Tony Merida: I graduated in 2006. But when I went to seminary in 2000, I just wanted to learn the Bible. I didn’t really have any academic goals. I didn’t intend to be a professor. I wanted to understand the Bible better so I could preach. I finished my M.Div. rather quickly, in about two and a half years. I wasn’t married. I was on the youth circuit, and so had plenty of time available for study. I had some professors encourage me to continue on and earn my Ph.D. Both the Old Testament and New Testament guys were recruiting me. Then, my systematic theology professor, whom I thought highly of, wanted me to pursue a Ph.D. in theology. But I was also being mentored by the preaching professor. In the end, it was a practical decision.
“I knew I was a practitioner at heart, and I wanted to help other guys preach better if I could. ”—Tony Merida

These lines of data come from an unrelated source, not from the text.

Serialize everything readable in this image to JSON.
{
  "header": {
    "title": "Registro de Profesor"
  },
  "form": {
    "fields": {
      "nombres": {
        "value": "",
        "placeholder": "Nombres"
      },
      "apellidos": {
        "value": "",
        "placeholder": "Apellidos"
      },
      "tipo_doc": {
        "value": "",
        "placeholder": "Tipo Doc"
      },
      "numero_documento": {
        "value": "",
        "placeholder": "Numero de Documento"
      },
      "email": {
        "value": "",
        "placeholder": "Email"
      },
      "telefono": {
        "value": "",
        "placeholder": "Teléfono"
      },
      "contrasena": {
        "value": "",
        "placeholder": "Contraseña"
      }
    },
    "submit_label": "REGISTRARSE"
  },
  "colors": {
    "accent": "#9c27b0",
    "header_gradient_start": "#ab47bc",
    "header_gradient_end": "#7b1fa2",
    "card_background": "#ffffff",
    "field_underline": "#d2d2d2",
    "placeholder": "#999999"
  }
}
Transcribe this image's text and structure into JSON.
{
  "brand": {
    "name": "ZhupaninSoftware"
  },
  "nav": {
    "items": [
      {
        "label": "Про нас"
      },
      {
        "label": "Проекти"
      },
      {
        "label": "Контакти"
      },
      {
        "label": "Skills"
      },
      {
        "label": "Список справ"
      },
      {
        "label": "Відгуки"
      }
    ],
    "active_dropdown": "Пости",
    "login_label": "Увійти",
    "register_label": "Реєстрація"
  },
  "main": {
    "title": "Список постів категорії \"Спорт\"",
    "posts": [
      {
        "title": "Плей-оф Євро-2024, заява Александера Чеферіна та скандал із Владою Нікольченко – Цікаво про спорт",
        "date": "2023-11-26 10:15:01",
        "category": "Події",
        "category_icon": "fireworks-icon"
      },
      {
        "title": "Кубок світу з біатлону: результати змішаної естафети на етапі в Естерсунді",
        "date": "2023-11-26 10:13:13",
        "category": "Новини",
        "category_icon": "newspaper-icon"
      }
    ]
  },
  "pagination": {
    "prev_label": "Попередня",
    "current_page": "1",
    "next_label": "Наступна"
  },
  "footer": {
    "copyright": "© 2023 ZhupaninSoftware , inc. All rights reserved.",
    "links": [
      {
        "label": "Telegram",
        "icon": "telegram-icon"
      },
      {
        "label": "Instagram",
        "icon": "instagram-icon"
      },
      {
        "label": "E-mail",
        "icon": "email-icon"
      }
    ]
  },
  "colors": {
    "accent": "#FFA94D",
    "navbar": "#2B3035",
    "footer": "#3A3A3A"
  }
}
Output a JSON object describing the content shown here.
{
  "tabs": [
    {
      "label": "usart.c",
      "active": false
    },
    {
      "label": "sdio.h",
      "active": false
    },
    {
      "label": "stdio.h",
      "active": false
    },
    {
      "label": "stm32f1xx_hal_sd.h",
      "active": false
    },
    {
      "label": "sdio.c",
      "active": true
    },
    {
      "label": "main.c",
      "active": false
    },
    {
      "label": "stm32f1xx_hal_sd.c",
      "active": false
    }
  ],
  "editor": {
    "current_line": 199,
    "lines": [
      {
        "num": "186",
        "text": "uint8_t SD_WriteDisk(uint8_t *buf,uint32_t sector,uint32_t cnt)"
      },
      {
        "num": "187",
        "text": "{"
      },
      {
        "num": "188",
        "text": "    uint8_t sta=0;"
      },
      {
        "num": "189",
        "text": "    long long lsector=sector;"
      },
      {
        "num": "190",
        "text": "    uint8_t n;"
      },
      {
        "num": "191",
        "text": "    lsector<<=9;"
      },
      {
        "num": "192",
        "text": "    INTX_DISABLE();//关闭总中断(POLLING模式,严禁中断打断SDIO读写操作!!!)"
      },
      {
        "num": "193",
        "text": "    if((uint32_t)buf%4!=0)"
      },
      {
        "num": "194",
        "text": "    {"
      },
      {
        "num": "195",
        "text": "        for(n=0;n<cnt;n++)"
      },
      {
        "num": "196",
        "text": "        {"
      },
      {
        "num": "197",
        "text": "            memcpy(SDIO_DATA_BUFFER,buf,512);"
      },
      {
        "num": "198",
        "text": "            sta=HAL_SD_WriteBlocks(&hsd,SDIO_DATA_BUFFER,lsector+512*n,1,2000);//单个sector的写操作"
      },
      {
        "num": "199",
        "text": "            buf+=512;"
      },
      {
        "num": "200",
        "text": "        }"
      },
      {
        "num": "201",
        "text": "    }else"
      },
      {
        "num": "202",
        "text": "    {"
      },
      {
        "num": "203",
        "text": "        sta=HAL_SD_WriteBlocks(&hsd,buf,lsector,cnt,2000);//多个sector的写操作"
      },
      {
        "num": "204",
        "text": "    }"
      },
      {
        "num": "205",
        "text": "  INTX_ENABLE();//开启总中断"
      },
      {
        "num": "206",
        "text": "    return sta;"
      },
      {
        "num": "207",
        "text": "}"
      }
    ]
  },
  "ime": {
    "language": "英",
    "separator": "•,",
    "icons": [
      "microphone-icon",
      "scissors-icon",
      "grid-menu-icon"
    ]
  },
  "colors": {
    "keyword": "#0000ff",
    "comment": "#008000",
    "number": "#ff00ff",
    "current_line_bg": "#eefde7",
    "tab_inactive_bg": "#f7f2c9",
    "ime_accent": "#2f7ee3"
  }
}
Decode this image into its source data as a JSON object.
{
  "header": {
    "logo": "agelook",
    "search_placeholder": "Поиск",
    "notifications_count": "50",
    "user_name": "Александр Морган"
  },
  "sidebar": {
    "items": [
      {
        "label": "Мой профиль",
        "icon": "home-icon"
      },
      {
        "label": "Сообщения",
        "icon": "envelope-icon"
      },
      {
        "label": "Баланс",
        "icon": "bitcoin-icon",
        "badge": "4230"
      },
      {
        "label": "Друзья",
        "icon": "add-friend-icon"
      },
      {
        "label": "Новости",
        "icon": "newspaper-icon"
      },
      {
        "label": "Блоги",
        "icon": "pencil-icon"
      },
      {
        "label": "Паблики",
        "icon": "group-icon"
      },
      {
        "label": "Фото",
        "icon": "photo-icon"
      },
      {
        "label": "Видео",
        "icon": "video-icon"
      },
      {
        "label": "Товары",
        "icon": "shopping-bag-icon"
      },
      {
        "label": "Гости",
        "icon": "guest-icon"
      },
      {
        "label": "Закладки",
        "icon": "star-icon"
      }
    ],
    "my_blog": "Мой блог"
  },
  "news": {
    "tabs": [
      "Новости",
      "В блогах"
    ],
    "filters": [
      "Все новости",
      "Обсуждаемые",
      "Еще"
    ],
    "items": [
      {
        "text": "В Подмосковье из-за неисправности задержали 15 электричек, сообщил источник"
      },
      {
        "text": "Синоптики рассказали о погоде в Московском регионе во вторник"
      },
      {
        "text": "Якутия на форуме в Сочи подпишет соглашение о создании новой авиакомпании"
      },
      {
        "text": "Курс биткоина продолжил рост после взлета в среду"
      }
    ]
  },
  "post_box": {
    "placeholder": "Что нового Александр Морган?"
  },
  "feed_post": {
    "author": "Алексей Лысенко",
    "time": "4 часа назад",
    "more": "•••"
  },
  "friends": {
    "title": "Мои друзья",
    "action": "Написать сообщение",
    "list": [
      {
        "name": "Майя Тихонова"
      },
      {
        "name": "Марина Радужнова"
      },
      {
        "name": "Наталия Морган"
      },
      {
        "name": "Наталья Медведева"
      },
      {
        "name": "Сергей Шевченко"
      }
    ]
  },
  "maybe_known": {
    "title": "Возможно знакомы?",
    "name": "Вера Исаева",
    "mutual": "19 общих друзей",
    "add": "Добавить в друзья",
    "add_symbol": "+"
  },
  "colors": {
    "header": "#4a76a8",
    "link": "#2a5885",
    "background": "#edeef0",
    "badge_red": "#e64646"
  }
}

It wasn’t that I preferred to study preaching more than the other disciplines. I actually would’ve preferred New Testament Greek if I were just picking what I’m most interested in. But, as I looked at the landscape of seminary professors, I just kept saying to myself, “Man, I think I can really make a contribution in the field of preaching. And I think my biggest strength is actually preaching, not in classroom teaching per se.” So, I decided that graduate study in preaching was the natural place for me. And it would be a good place to make an impact for the kingdom. I knew I was a practitioner at heart, and I wanted to help other guys preach better if I could.
So I dove into the whole field of preaching. I studied the theology of preaching and the history of preaching. I read a ton of books on the topic and ended up writing my dissertation on John Piper. Christ-centered preaching was a new-ish movement toward the end of my master’s degree. And that is one of the reasons I decided on preaching for my Ph.D. work. There was a gap in my own understanding there. The type of classical exposition model that was being taught lacked clear integration with biblical theology and expositional theory. I was hoping I could help provide clarity there. The Lord has given me opportunities to do that through my work, and now I get to teach that here at Grimké.
Joe Holland: We talk about how Christ-centered preaching is not new since, as you say, the Bible itself is Christ-centered exposition. So, how is it that, for some people, the concept of Christ-centered preaching is a new thing? What happens to people when they start to grasp that theme?
Tony Merida: I think several things happen. First, preachers become excited about preaching the Old Testament. They aren’t avoiding the Old Testament; instead, they’re looking forward to preaching from those books. Another thing that happens is that it gives people—preacher and congregation—a renewed affection for Christ. You are encouraged when you see Christ in all the Scriptures. You also want to find ways to make the entirety of your day about glorifying him. It also clarifies the preacher’s goal in preaching to believers and unbelievers. We want unbelievers to behold the beauty of Christ and trust him for salvation. We want the believer to behold the beauty of Christ and become more like him. Christ-centered preaching really clarifies your purpose for every single sermon.
I think through the years, we’ve fought various battles in the world of the Academy, contending with unbiblical exegetical methods adopted from German higher criticism. We had to reclaim a high view of the Bible, the inspiration of Scripture, and so on. For a while, that reclamation project included doing verse-by-verse exposition born out of a renewed belief in the inspiration of Scripture. But that method, as good as it was, could easily miss the forest for the trees. I stand on the shoulders of those guys who taught the grammatical-historical hermeneutic. But I always say that what they taught wasn’t wrong; it was just incomplete—they got us to third base. And Christ-centered preaching brings us home.